● **INPUT MATERIAL**

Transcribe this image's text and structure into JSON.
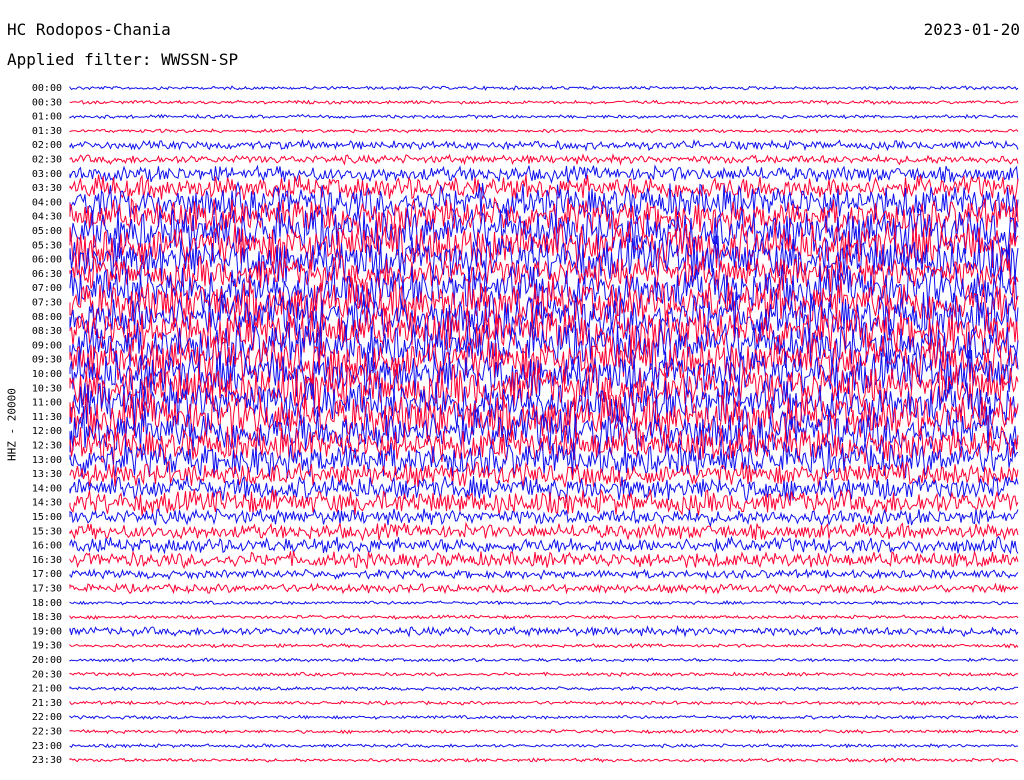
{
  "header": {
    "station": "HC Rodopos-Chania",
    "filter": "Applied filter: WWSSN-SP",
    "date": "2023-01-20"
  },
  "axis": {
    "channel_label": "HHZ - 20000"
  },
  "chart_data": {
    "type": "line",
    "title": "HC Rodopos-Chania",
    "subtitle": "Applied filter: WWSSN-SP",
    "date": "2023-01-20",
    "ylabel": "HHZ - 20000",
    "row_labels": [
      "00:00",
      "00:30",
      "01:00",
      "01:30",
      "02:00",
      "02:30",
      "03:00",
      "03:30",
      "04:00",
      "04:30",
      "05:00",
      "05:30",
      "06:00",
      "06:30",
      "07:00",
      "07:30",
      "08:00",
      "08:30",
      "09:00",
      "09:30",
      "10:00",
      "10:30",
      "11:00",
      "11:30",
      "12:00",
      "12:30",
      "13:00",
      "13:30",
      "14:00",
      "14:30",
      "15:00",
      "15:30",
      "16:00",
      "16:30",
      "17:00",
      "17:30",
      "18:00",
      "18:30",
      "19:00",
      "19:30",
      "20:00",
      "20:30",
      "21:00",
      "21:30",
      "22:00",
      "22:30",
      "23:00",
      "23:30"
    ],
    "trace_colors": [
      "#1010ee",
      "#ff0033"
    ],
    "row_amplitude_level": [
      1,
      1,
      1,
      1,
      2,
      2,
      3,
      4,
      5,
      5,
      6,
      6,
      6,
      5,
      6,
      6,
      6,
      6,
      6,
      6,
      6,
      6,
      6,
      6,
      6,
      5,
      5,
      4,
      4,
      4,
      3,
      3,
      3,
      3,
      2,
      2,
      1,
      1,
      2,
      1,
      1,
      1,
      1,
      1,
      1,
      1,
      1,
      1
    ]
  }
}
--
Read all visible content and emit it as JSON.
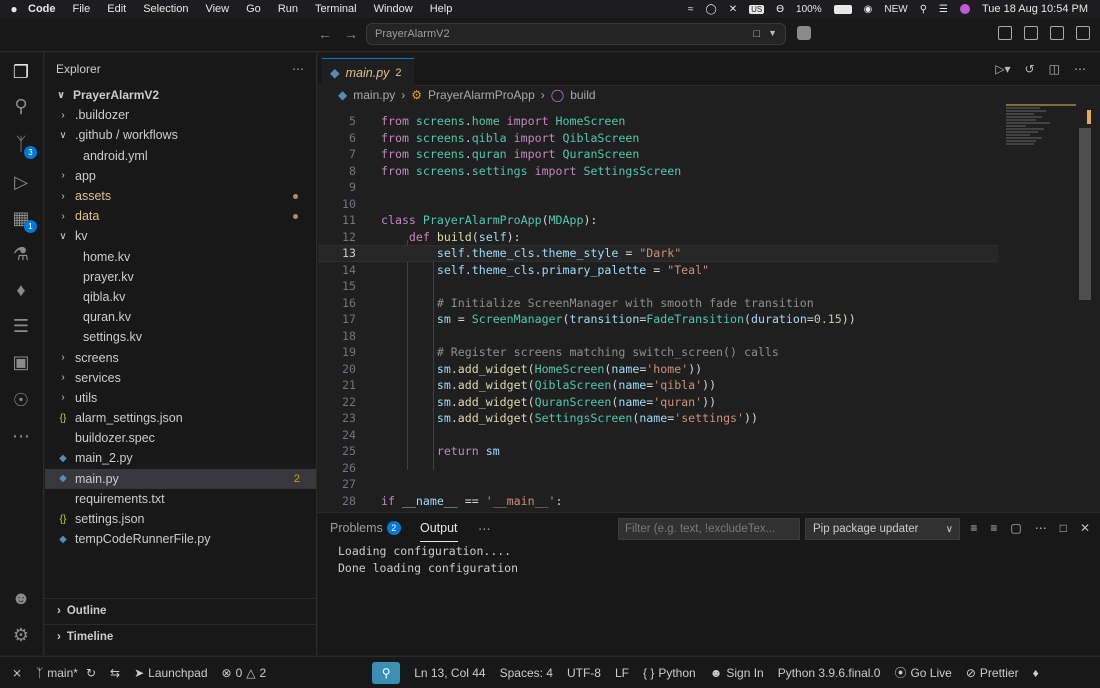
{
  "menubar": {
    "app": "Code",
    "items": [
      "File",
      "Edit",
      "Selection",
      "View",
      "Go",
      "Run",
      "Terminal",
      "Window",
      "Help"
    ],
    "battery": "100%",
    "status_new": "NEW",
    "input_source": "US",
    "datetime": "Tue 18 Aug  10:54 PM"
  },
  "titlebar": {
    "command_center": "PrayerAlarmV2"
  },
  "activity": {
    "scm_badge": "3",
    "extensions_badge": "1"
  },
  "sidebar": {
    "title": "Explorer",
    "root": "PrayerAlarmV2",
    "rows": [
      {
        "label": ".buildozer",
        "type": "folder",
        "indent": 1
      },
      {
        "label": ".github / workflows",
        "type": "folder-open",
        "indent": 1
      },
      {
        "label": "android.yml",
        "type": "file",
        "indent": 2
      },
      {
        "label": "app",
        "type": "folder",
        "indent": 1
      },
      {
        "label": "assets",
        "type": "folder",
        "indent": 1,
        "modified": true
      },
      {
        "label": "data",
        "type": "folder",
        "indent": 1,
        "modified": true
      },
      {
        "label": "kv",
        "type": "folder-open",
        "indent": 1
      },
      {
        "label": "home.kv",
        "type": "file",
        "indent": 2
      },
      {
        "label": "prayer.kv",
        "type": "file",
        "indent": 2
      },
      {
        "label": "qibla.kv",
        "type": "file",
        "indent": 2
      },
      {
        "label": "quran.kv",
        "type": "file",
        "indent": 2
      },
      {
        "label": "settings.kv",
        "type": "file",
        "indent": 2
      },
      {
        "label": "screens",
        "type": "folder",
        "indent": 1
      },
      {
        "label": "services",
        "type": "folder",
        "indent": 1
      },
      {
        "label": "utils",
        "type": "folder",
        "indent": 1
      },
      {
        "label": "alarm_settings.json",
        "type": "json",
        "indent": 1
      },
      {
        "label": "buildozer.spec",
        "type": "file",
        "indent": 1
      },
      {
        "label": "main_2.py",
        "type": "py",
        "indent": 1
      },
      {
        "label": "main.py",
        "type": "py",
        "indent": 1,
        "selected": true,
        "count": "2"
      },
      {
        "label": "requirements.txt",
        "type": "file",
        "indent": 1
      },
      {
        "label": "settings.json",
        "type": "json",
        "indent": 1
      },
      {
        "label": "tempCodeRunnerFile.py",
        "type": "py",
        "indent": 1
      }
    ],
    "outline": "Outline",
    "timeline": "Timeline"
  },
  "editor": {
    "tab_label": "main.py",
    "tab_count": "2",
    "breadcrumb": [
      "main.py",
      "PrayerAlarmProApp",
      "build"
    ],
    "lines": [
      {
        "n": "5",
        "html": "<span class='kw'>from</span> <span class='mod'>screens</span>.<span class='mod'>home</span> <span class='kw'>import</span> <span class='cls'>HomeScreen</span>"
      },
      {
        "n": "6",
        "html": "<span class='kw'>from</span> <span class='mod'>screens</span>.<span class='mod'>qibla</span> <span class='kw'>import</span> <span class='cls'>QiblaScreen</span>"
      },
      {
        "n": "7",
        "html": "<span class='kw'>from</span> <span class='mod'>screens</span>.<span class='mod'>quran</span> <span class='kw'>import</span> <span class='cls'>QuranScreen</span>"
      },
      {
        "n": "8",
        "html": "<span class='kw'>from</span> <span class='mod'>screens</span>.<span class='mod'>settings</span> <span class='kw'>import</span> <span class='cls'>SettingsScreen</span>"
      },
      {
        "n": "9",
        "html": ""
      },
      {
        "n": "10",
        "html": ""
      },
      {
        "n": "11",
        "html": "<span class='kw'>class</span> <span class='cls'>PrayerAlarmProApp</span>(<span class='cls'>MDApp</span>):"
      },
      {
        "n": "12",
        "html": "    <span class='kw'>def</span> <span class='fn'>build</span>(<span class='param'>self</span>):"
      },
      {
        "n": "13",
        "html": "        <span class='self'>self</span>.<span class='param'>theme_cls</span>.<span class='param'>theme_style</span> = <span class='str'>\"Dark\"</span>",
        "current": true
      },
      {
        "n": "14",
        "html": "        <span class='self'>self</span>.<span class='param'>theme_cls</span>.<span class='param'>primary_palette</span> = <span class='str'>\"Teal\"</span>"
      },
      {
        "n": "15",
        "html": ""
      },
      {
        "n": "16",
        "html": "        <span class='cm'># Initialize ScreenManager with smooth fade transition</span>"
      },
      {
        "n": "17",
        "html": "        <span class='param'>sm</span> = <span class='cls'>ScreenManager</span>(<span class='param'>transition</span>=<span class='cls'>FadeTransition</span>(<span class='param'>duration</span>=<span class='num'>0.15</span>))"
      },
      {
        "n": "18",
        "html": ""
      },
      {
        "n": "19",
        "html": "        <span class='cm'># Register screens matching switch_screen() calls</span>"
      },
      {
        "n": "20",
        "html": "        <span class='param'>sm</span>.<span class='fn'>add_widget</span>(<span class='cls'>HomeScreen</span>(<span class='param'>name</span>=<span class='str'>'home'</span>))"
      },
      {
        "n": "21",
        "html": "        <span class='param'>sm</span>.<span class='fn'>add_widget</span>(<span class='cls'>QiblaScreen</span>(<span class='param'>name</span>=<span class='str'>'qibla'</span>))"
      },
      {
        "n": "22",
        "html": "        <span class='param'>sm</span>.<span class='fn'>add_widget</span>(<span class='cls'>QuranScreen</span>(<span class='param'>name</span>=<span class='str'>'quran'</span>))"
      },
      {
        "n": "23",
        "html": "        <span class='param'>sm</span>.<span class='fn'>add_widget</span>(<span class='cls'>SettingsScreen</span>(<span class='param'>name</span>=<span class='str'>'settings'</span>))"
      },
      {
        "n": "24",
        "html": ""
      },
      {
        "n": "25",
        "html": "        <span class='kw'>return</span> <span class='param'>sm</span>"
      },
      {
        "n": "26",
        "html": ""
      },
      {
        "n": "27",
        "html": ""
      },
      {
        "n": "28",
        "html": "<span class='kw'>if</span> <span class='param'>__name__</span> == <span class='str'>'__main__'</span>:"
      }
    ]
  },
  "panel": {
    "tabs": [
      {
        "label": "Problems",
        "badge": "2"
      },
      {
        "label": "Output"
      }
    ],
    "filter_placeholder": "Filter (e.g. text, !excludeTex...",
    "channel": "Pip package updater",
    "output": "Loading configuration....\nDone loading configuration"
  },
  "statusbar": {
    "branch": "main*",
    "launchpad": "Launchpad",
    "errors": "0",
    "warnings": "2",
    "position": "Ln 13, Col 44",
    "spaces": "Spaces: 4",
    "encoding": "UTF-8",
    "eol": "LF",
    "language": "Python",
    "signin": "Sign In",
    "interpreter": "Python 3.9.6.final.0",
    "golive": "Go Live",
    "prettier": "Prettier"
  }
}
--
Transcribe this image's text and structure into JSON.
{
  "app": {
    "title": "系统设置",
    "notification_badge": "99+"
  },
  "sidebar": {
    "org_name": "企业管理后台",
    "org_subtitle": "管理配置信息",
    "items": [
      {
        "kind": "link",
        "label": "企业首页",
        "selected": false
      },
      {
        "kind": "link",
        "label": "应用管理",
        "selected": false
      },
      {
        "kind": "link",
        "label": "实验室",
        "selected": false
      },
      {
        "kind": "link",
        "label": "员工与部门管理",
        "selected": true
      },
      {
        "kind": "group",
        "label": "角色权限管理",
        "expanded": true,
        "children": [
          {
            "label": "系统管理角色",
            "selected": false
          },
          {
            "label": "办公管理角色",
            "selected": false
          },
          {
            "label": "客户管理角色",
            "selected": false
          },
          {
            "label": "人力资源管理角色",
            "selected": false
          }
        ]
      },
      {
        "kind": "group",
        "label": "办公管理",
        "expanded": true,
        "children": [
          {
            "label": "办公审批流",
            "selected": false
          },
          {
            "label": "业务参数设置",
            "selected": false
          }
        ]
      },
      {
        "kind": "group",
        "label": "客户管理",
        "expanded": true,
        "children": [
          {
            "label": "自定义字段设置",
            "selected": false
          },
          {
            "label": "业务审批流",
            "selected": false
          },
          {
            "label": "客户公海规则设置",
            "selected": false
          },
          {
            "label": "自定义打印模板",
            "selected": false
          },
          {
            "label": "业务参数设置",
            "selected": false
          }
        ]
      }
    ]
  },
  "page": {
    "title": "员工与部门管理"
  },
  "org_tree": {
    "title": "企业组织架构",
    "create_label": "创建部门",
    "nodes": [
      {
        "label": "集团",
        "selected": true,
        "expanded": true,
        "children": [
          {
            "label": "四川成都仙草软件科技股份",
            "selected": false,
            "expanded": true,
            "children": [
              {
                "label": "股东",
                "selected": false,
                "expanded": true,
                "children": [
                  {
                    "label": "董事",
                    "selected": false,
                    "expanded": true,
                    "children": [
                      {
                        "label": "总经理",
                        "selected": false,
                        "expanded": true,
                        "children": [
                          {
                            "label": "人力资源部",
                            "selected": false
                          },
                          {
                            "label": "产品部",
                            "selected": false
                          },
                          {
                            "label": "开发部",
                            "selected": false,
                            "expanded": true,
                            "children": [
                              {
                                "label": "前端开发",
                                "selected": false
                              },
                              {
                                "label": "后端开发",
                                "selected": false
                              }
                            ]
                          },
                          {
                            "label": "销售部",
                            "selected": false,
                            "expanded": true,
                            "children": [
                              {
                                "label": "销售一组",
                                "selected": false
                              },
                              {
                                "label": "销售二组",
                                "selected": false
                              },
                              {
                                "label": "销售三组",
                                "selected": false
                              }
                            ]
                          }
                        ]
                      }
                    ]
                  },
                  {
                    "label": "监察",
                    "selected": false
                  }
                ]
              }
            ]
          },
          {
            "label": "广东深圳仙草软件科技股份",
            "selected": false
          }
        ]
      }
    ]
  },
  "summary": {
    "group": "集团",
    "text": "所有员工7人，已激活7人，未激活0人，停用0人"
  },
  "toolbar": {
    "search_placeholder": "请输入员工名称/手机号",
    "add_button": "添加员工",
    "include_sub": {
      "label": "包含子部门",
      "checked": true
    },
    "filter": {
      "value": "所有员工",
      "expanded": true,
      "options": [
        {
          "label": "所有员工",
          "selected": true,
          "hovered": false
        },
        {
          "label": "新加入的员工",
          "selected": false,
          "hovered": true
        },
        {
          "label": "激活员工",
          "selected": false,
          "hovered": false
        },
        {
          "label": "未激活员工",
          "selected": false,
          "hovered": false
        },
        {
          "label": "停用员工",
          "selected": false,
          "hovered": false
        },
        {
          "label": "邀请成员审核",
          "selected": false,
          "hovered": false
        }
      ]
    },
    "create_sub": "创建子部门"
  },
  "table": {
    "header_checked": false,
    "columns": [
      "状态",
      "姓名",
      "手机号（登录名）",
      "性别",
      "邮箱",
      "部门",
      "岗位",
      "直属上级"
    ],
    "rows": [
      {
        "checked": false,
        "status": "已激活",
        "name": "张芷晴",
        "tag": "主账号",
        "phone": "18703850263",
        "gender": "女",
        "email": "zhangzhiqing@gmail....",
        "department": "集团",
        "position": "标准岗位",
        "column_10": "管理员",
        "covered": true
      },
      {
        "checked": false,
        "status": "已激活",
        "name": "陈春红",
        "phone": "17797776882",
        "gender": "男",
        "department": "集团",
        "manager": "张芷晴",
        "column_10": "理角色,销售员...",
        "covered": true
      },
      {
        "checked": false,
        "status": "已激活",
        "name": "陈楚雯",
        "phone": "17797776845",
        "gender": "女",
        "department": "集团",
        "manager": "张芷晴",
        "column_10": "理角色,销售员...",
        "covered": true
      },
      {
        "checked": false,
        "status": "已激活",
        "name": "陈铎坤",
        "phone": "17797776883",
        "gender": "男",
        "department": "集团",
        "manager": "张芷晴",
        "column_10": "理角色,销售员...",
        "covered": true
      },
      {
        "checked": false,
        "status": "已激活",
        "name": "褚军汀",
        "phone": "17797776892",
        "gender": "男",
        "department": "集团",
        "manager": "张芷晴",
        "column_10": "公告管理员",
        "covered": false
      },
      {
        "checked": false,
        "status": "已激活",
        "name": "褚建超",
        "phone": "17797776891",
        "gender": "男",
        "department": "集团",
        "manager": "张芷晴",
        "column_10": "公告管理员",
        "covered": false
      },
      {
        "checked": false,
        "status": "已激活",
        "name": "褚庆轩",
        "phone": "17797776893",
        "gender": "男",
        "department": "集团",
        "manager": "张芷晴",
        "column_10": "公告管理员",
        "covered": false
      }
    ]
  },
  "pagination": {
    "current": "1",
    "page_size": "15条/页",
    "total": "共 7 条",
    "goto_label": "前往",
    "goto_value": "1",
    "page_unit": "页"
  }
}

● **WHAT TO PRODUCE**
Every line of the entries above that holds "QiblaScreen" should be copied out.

● **RESPONSE TO THIS EXERCISE**
        "html": "<span class='kw'>from</span> <span class='mod'>screens</span>.<span class='mod'>qibla</span> <span class='kw'>import</span> <span class='cls'>QiblaScreen</span>"
        "html": "        <span class='param'>sm</span>.<span class='fn'>add_widget</span>(<span class='cls'>QiblaScreen</span>(<span class='param'>name</span>=<span class='str'>'qibla'</span>))"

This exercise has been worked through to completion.